I often hear that people envy collections people for their interesting jobs. Being surrounded by art every day, being allowed to touch the originals, isn’t it wonderful? Granted, it is. But there are downsides, too. And I’m not talking about low payment, too much work and too few jobs or taking on responsibilities no one can really take (Preserving stuff in a way it’s still accessible in over 100 years? Find someone who accepts this bet!). I talk about what happens in your brain when you go to an art exhibition.
How bad can it be? Well, I made a snapshot of my mind when I visited the Midsummer Party at the Kiasma at the European Registrars Conference in Helsinki. They had their 13th collection exhibition and I was standing before „Laajentuja“ („Expander“) by Kimmo Schroderus from 2004.
„Oh, look at this, it’s gorgeous! Do you see the telescopic expanders? This thing will fit in literally every room. You understand? Every room. You can set it up in a castle, an aisle, a large exhibition hall, no matter what. And this should be easy to ship, too. I guess for the center sphere you will need a special crate, but the expanders should fit into a standard one. Well, only if they are really telescopic. Maybe they just look telescopic. If they are separate pieces, do you think they are hollow, so they fit into each other? Well, no, I guess this is too risky, think of the attrition. We will need several crates in this case. Or could we use pallets? What do you think, would they be good on pallets?“
And then my right brain snapped:
„Oh, shut up, left brain, I’m trying to enjoy the art!“
That’s it. That’s why you can’t really enjoy exhibitions if you are a collection manager.
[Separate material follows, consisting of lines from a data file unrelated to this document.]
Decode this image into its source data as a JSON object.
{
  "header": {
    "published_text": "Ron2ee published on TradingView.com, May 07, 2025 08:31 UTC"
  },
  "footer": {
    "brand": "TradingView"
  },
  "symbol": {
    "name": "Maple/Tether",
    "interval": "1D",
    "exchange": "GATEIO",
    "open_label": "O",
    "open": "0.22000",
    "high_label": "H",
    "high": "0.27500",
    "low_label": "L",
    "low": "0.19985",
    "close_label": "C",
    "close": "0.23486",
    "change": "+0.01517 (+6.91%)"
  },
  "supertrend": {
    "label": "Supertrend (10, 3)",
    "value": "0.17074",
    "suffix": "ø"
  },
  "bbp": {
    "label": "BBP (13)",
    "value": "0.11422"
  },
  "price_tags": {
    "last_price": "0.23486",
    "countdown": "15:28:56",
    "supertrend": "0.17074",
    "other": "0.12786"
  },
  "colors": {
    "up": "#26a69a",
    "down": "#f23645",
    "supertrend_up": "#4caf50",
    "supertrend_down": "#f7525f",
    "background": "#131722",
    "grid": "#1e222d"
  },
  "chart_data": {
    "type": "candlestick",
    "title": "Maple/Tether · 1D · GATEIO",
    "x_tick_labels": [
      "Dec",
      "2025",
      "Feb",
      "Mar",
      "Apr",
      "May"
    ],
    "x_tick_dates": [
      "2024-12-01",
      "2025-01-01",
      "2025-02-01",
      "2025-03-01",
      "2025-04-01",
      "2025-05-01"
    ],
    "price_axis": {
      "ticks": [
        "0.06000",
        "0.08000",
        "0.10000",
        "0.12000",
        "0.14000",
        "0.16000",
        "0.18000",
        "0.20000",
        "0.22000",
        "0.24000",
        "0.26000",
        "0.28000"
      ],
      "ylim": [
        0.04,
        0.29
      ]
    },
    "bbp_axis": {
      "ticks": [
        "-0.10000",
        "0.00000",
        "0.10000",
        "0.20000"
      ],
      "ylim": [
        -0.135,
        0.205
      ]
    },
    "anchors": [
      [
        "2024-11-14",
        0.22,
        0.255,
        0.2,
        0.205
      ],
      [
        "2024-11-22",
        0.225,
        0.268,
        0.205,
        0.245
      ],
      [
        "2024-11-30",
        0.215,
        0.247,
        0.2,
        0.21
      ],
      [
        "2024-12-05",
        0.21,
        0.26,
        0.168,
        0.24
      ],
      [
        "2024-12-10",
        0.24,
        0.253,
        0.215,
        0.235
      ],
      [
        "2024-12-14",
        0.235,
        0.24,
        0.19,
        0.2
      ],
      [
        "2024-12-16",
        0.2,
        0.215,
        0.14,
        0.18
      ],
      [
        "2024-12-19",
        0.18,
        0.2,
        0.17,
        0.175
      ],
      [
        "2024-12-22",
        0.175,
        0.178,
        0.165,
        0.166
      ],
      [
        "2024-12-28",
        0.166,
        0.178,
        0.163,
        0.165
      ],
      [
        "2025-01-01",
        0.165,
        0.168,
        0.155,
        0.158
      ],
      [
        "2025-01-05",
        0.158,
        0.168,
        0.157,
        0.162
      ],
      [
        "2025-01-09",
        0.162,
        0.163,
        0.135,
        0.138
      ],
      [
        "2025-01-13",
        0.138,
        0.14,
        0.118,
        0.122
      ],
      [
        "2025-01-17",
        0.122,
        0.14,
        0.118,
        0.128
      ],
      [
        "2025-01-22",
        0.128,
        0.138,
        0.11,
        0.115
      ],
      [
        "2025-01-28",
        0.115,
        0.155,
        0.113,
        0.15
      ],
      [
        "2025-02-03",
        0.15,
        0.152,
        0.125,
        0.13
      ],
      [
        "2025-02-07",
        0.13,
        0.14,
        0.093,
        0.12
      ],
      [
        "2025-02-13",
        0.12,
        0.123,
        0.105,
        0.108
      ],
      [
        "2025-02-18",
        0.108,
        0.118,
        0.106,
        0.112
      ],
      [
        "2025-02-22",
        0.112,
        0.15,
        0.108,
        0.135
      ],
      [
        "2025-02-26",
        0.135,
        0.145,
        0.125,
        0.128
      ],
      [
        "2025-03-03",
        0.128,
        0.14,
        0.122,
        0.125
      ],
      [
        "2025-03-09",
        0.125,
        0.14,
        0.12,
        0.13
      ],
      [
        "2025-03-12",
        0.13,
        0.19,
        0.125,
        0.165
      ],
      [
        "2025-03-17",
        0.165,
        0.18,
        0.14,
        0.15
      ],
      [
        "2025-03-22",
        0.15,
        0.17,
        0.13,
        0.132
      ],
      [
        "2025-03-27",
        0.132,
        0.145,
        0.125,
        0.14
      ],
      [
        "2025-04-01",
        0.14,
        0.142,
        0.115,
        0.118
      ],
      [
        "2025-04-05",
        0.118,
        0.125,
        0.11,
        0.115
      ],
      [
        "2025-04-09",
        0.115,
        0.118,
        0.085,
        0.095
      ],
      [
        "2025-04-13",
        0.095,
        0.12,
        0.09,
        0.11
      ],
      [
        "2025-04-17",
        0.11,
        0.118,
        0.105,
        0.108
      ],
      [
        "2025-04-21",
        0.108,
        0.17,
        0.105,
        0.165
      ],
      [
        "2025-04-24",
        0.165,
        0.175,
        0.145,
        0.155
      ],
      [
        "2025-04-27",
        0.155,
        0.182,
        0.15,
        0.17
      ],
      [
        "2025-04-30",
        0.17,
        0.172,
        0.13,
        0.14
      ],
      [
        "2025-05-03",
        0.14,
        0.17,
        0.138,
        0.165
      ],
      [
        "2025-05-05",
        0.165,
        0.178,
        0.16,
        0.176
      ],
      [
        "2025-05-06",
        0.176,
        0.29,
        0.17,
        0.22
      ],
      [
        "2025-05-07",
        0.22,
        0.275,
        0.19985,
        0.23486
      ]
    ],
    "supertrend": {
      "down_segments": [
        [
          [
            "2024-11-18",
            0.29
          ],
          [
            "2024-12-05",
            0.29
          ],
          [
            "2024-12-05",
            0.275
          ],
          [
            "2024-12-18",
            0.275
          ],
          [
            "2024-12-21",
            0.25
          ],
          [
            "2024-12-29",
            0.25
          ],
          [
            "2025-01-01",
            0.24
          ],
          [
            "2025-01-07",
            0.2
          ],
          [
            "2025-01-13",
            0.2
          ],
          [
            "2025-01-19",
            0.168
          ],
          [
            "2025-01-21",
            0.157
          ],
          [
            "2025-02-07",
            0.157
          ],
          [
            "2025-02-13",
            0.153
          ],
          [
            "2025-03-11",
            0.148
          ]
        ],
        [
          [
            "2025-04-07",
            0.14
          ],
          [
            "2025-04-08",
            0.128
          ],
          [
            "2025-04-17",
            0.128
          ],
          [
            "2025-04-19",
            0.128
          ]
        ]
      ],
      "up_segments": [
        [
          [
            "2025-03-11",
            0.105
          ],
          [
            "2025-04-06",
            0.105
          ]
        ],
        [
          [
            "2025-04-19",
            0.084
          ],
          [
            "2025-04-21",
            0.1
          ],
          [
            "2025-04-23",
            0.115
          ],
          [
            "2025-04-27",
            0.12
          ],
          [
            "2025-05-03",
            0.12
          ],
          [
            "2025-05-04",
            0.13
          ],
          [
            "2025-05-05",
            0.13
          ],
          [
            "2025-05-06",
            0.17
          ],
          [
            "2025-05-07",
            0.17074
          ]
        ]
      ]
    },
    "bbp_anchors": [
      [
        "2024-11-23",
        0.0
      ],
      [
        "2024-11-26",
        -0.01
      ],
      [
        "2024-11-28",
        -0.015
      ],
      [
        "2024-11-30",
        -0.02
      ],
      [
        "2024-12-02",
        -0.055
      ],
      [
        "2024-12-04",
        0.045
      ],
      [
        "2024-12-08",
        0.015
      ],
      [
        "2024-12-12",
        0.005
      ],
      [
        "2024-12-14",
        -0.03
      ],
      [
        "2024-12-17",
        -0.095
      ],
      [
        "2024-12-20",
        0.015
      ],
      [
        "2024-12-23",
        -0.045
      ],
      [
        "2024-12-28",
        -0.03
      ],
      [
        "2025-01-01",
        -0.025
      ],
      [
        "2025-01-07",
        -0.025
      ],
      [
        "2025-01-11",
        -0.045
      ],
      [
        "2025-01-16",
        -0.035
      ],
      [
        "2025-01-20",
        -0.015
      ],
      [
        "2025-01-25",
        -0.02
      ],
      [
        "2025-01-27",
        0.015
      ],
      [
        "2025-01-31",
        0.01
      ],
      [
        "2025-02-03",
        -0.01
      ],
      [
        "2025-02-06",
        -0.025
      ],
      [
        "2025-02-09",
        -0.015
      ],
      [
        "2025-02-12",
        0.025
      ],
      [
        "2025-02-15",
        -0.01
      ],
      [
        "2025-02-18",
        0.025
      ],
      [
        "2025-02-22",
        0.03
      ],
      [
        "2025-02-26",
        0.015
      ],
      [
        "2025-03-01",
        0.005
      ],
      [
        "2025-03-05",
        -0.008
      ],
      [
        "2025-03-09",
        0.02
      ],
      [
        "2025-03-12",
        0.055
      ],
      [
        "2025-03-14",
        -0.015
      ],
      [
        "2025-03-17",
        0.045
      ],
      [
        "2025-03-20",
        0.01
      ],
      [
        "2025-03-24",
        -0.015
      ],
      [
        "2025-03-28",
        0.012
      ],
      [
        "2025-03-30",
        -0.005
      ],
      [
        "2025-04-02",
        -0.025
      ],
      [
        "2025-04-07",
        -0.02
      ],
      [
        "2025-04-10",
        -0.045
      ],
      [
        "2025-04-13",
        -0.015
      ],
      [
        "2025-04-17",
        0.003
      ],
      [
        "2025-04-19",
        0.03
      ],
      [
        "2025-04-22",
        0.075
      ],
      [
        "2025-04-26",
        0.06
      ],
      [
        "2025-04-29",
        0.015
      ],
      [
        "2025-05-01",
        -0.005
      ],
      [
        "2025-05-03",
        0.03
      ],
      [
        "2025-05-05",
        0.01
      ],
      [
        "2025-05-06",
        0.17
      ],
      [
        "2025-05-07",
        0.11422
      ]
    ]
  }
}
BTW: Several weeks later I discovered a „making of“ from Kiasma that solved a few of the questions I had: